The amendments in this Update modify Step 1 of the goodwill impairment test for reporting units with zero or negative carrying amounts. For those reporting units, an entity is required to perform Step 2 of the goodwill impairment test if it is more likely than not that a goodwill impairment exists. In determining whether it is more likely than not that goodwill impairment exists, an entity should consider whether there are any adverse qualitative factors indicating that impairment may exist. The qualitative factors are consistent with the existing guidance and examples in paragraph 350-20-35-30, which requires that goodwill of a reporting unit be tested for impairment between annual tests if an event occurs or circumstances change that would more likely than not reduce the fair value of a reporting unit below its carrying amount.
The amendments in this Update modify Step 1 of the goodwill impairment test for reporting units with zero or negative carrying amounts. As a result, current GAAP will be improved by eliminating an entity’s ability to assert that a reporting unit is not required to perform Step 2 because the carrying amount of the reporting unit is zero or negative despite the existence of qualitative factors that indicate the goodwill is more likely than not impaired. As a result, goodwill impairments may be reported sooner than under current practice.
For public entities, the amendments in this Update are effective for fiscal years, and interim periods within those years, beginning after December 15, 2010. Early adoption is not permitted.
For nonpublic entities, the amendments are effective for fiscal years, and interim periods within those years, beginning after December 15, 2011. Nonpublic entities may early adopt the amendments using the effective date for public entities.
On December 21, 2010, the FASB issued Accounting Standards Update No. 2010-29, Business Combinations (Topic 805): Disclosure of Supplementary Pro Forma Information for Business Combinations (a consensus of the FASB Emerging Issues Task Force).

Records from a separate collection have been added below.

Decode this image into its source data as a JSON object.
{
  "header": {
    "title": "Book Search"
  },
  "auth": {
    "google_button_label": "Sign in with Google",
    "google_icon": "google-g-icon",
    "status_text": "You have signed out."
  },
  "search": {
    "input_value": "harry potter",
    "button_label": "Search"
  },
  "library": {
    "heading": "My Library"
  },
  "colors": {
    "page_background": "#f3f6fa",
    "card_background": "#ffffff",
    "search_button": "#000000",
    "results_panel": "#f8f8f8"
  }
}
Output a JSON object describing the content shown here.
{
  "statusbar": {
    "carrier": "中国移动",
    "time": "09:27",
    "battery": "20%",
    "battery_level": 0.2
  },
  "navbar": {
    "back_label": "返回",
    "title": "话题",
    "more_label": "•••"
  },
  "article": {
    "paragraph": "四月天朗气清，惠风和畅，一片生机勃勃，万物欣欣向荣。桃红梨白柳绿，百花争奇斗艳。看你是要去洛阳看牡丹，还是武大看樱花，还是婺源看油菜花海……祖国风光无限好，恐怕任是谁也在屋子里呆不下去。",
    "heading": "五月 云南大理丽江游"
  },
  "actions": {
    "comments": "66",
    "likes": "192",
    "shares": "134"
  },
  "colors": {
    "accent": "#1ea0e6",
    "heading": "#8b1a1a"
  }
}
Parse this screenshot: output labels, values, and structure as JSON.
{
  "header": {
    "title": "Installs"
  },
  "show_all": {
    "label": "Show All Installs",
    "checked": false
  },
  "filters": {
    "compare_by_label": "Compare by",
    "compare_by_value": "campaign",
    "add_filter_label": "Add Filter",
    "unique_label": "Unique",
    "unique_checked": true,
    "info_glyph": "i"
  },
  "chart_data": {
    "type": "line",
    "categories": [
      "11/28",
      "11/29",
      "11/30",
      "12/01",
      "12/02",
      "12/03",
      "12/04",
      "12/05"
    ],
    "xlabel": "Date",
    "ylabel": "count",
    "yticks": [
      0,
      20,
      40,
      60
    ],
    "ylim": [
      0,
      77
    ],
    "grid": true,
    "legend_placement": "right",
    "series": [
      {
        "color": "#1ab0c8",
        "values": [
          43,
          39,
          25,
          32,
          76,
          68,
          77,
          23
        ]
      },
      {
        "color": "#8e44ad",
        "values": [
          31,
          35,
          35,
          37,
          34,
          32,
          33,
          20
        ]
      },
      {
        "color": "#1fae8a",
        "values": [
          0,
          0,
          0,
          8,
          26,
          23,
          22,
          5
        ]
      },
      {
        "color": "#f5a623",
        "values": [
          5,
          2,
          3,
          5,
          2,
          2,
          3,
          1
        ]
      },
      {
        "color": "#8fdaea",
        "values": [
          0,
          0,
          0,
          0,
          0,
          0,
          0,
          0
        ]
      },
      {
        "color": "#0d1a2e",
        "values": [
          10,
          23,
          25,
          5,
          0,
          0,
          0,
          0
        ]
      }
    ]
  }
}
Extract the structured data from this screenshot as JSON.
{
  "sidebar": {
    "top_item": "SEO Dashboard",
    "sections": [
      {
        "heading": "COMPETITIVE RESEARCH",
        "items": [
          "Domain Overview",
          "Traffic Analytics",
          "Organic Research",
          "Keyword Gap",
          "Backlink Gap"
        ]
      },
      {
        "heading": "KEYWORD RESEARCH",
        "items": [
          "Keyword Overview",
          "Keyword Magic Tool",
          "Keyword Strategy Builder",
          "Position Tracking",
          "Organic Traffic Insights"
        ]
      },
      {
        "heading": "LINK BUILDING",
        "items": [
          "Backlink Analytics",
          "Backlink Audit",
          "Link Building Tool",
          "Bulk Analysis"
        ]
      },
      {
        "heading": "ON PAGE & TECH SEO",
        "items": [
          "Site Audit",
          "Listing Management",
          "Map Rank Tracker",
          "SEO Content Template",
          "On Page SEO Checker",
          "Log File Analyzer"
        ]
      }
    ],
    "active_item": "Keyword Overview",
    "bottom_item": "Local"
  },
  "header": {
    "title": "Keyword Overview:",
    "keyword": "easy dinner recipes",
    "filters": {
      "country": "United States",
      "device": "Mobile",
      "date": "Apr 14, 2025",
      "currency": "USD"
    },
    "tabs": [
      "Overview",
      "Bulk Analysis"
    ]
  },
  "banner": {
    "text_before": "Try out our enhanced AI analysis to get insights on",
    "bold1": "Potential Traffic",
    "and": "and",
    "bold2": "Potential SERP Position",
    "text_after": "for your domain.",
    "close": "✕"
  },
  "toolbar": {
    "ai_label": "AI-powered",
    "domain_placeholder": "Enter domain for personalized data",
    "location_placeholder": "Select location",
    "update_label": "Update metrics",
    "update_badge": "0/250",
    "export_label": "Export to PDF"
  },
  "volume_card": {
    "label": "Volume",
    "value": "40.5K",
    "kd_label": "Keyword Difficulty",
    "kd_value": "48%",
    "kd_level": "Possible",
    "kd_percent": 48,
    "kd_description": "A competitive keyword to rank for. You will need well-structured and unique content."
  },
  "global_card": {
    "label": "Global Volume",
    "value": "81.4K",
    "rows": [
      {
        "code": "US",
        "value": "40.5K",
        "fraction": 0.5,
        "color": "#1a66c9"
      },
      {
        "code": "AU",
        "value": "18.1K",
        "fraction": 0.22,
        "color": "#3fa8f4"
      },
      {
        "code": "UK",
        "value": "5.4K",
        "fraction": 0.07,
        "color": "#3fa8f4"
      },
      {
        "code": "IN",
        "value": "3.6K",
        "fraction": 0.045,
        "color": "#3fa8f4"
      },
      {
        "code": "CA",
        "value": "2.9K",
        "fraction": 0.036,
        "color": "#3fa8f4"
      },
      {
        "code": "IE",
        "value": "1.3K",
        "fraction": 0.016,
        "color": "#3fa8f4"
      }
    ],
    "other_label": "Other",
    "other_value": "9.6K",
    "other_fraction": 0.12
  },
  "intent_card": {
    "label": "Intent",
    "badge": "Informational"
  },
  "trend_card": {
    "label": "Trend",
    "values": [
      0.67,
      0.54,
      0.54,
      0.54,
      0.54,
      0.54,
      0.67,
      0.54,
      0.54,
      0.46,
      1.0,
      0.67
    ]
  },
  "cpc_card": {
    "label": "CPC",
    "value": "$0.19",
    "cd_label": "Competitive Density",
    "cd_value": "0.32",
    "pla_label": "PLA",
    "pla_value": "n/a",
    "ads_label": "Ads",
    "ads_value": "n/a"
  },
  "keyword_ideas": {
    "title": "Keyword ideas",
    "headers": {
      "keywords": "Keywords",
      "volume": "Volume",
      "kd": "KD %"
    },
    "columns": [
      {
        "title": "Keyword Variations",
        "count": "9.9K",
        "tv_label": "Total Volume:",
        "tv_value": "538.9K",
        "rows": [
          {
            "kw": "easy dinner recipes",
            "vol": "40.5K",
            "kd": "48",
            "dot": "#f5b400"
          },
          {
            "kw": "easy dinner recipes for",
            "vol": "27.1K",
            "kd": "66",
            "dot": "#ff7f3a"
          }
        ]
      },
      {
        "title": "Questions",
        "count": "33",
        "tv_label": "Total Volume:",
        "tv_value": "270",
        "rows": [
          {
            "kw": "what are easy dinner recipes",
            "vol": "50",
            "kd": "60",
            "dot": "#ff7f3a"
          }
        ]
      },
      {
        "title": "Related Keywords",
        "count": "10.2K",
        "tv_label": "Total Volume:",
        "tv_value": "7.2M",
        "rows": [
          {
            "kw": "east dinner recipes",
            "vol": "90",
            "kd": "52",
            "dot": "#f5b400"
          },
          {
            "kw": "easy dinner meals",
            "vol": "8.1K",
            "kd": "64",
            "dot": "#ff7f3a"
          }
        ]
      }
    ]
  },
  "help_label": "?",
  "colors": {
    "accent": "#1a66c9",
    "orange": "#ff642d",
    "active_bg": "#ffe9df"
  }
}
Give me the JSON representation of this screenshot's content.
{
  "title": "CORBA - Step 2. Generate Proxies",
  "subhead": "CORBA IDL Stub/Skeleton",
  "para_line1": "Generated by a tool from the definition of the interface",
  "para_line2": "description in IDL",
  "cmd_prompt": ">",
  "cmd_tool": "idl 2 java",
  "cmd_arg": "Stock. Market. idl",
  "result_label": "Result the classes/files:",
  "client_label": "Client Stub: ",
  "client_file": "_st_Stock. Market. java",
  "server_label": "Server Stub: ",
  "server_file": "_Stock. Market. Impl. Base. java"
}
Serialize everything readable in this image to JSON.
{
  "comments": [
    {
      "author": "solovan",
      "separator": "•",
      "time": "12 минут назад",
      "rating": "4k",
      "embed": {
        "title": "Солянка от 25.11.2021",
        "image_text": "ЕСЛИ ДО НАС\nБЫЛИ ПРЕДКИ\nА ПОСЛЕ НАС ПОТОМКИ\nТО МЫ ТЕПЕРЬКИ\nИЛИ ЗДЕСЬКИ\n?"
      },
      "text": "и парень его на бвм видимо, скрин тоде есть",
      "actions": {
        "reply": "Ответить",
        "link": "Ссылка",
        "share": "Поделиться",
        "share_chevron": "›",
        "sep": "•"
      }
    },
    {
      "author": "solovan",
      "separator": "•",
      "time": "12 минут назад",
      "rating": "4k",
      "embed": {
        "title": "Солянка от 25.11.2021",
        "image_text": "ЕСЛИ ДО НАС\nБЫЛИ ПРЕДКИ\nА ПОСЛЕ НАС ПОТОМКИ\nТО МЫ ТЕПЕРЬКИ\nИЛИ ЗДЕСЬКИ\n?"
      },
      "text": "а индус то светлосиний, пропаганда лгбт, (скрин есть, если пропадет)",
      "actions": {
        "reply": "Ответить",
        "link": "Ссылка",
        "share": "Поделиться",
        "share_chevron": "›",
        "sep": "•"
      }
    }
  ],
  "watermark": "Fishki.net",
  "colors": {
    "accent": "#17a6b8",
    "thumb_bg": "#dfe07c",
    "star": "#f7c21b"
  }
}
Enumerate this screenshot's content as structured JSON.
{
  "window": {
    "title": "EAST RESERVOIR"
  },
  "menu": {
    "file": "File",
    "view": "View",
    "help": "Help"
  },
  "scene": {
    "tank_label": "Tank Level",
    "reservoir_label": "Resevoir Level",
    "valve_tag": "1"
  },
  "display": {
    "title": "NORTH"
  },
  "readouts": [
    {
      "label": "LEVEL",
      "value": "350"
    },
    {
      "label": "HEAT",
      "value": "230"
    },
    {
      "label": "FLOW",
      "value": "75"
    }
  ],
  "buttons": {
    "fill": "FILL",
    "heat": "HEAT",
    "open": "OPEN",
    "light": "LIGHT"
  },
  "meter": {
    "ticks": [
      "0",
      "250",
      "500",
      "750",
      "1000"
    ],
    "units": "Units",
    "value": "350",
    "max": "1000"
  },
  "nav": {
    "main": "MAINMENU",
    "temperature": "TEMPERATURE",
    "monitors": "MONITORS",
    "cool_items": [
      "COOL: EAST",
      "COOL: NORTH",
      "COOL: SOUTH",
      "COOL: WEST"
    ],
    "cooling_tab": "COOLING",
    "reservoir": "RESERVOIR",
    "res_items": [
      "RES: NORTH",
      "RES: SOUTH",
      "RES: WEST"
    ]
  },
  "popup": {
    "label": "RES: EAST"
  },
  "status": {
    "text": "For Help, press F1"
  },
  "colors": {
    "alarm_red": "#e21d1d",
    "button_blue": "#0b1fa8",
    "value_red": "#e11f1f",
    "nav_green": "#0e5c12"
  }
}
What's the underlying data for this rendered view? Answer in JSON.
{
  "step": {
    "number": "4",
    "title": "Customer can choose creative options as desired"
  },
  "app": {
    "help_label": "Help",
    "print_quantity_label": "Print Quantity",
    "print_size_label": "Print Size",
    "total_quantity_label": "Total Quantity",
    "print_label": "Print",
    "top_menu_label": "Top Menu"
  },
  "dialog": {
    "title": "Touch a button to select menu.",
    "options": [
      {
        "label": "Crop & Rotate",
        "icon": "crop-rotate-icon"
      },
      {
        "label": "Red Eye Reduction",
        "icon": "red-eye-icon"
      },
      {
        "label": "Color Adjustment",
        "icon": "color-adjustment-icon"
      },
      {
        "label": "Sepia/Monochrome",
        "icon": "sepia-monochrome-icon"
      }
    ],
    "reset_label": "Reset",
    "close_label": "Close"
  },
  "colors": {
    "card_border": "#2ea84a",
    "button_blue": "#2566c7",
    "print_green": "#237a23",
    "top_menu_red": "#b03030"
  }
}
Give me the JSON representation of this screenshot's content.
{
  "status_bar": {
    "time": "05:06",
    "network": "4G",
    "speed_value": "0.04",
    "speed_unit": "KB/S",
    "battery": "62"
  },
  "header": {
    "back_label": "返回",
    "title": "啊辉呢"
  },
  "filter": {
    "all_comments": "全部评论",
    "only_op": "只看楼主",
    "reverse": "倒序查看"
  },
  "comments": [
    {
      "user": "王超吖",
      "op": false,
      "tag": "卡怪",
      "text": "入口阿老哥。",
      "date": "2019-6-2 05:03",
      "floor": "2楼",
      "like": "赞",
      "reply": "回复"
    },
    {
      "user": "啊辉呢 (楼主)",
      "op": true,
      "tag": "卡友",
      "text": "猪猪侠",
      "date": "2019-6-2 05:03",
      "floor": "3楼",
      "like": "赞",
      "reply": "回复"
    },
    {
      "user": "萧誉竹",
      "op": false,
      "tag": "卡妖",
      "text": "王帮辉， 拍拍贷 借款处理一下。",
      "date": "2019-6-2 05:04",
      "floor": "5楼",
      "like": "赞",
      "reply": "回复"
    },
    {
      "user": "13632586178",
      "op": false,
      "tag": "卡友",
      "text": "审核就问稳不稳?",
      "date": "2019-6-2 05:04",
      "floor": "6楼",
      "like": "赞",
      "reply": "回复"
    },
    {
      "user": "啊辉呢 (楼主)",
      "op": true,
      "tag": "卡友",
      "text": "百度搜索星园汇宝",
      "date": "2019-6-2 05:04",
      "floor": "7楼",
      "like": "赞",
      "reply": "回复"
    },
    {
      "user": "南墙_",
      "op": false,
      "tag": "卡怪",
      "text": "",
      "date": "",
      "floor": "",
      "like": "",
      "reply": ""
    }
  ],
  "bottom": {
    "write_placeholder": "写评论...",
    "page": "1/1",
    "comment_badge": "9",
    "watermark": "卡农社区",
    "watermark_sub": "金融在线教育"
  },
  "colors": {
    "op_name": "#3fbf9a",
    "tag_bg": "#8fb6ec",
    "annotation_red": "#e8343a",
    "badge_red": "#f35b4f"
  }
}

The objective of this Update is to address diversity in practice about the interpretation of the pro forma revenue and earnings disclosure requirements for business combinations.
Paragraph 805-10-50-2(h) requires a public entity to disclose pro forma information for business combinations that occurred in the current reporting period. The disclosures include pro forma revenue and earnings of the combined entity for the current reporting period as though the acquisition date for all business combinations that occurred during the year had been as of the beginning of the annual reporting period. If comparative financial statements are presented, the pro forma revenue and earnings of the combined entity for the comparable prior reporting period should be reported as though the acquisition date for all business combinations that occurred during the current year had been as of the beginning of the comparable prior annual reporting period. In practice, some preparers have presented the pro forma information in their comparative financial statements as if the business combination that occurred in the current reporting period had occurred as of the beginning of each of the current and prior annual reporting periods. Other preparers have disclosed the pro forma information as if the business combination occurred at the beginning of the prior annual reporting period only, and carried forward the related adjustments, if applicable, through the current reporting period
The amendments in this Update specify that if a public entity presents comparative financial statements, the entity should disclose revenue and earnings of the combined entity as though the business combination(s) that occurred during the current year had occurred as of the beginning of the comparable prior annual reporting period only.
The amendments in this Update also expand the supplemental pro forma disclosures under Topic 805 to include a description of the nature and amount of material, nonrecurring pro forma adjustments directly attributable to the business Combination included in the reported pro forma revenue and earnings
The amendments in this Update are effective prospectively for business combinations for which the acquisition date is on or after the beginning of the first annual reporting period beginning on or after December 15, 2010.